In any case, it’s accurate to say the fire raged on, fueled by howling afternoon winds in a heat wave maxing out at a reported 110 degrees. A caravan of Santa Barbara County Search & Rescue crewmembers in four-wheel-drive SUVs and extended passenger vans idled nearby at Rancho San Marcos Golf Course, waiting for incident shot-callers to give the green light. Von Tillow said he called in “three valid attempts” to get rescue vehicles up the road, only to call them off moments later as towering flare-ups, dark smoke, and burning branches “compromised access.” At the same time, a DC-10 loaded with fire retardant en route to the Alamo Fire was redirected to make its drop at Circle V, where water-toting helicopters were already creating a buffer zone around the campers.
“We didn’t know what exactly was going on up there, but we were ready,” said Nelson Trichler, a financial planner who has been a Search & Rescue volunteer since 1981. When they finally got the go-ahead, Trichler and his team of 14 men went in with seven vehicles. Flaming branches fell into the path, occasionally separating the emergency caravan, but a few men would jump out with chainsaws to remove the blockage. “When we got to Circle V, it was a tense situation, but it was not chaos,” he remembered. All the campers were outside, ready to go, and divided into small groups that would fit into the Search & Rescue vehicles, plus several Sheriff SUVs and the handful of staffer cars that were already at the site. It was a tight operation, Trichler said: Within 10 minutes, everybody was loaded for the one-and-half-mile crawl back to Highway 154.
Dozer operator Linane took the lead, again clearing the road for the long line of rescue vehicles packed with children. Driving a van with 10 kids and another Search & Rescue volunteer, Trichler remembers feeling the heat of the fire through his side window. His group was relatively calm, at one point singing “Let My Little Light Shine.” “They did an outstanding job,” Von Tillow said, “taking care of priority number one — saving lives.”
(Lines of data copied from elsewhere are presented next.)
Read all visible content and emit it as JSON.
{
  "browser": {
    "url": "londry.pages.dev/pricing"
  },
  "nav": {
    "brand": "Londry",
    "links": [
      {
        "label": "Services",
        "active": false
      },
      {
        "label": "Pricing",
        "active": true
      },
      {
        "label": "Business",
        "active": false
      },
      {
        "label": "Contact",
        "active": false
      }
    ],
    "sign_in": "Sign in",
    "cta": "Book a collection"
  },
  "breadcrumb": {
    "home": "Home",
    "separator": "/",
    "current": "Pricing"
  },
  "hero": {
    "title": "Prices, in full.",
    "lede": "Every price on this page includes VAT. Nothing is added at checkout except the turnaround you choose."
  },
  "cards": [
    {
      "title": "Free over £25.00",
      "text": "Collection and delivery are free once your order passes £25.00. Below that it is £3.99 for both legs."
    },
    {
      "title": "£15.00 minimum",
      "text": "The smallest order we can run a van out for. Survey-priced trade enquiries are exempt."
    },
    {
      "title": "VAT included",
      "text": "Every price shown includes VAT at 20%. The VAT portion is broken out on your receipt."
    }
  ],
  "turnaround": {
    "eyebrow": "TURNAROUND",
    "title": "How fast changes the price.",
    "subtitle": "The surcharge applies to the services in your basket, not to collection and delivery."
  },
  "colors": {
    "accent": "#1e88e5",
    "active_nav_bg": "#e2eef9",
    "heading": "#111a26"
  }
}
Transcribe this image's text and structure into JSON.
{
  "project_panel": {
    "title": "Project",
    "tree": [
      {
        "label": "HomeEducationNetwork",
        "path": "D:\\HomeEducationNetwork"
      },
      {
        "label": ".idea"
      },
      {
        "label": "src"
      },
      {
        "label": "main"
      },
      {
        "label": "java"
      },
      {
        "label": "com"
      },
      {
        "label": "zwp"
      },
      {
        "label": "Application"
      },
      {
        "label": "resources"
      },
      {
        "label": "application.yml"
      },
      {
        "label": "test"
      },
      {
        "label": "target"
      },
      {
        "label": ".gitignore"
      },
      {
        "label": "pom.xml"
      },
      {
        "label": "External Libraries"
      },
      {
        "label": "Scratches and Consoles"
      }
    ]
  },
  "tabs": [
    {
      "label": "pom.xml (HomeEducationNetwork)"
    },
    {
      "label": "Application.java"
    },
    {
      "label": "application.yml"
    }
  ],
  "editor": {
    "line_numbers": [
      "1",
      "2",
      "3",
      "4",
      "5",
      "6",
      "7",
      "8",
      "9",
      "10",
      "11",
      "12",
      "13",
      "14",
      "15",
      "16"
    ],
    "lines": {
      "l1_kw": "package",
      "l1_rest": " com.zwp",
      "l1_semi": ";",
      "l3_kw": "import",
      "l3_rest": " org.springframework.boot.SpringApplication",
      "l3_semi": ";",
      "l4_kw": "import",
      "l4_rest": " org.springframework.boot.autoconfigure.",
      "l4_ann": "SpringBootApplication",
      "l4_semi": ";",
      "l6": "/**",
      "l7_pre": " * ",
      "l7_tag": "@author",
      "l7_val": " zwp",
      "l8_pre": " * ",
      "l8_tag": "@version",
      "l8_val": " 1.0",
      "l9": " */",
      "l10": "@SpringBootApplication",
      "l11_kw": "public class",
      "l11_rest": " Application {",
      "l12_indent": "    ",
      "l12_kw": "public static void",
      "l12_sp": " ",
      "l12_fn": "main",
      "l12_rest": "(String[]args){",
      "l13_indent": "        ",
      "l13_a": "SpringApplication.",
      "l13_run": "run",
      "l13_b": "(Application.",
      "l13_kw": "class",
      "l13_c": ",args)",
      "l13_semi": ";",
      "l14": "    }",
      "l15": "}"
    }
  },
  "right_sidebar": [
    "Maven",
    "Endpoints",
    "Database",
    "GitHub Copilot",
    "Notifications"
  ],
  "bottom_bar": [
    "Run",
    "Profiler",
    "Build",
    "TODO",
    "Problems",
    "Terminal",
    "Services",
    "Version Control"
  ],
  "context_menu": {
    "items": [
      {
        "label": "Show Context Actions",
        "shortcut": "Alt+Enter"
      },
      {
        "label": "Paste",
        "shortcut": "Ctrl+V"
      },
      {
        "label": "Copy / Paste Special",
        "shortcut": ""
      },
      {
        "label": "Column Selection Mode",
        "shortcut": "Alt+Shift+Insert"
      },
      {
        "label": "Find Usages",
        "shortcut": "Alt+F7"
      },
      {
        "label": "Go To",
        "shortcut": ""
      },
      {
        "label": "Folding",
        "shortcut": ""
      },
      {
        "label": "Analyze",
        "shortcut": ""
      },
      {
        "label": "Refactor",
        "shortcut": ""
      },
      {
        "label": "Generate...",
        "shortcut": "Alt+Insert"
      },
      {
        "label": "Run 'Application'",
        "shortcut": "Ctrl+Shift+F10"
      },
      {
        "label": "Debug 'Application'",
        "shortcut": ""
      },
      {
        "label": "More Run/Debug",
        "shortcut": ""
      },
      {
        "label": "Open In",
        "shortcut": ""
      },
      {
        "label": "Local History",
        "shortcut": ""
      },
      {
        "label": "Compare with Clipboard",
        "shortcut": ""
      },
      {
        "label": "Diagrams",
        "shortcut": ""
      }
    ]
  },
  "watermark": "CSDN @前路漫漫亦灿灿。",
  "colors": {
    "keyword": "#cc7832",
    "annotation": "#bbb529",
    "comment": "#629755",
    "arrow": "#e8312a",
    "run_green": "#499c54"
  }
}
At the 154, the kids were transferred to a fleet of sleek buses provided by the Santa Ynez Band of Chumash Indians and shuttled to their loved ones anxiously waiting at Old Mission Santa Inés in Solvang. “Once they transferred to the buses, our role was over,” Trichler said. “We were reassigned to help evacuate Paradise Road.”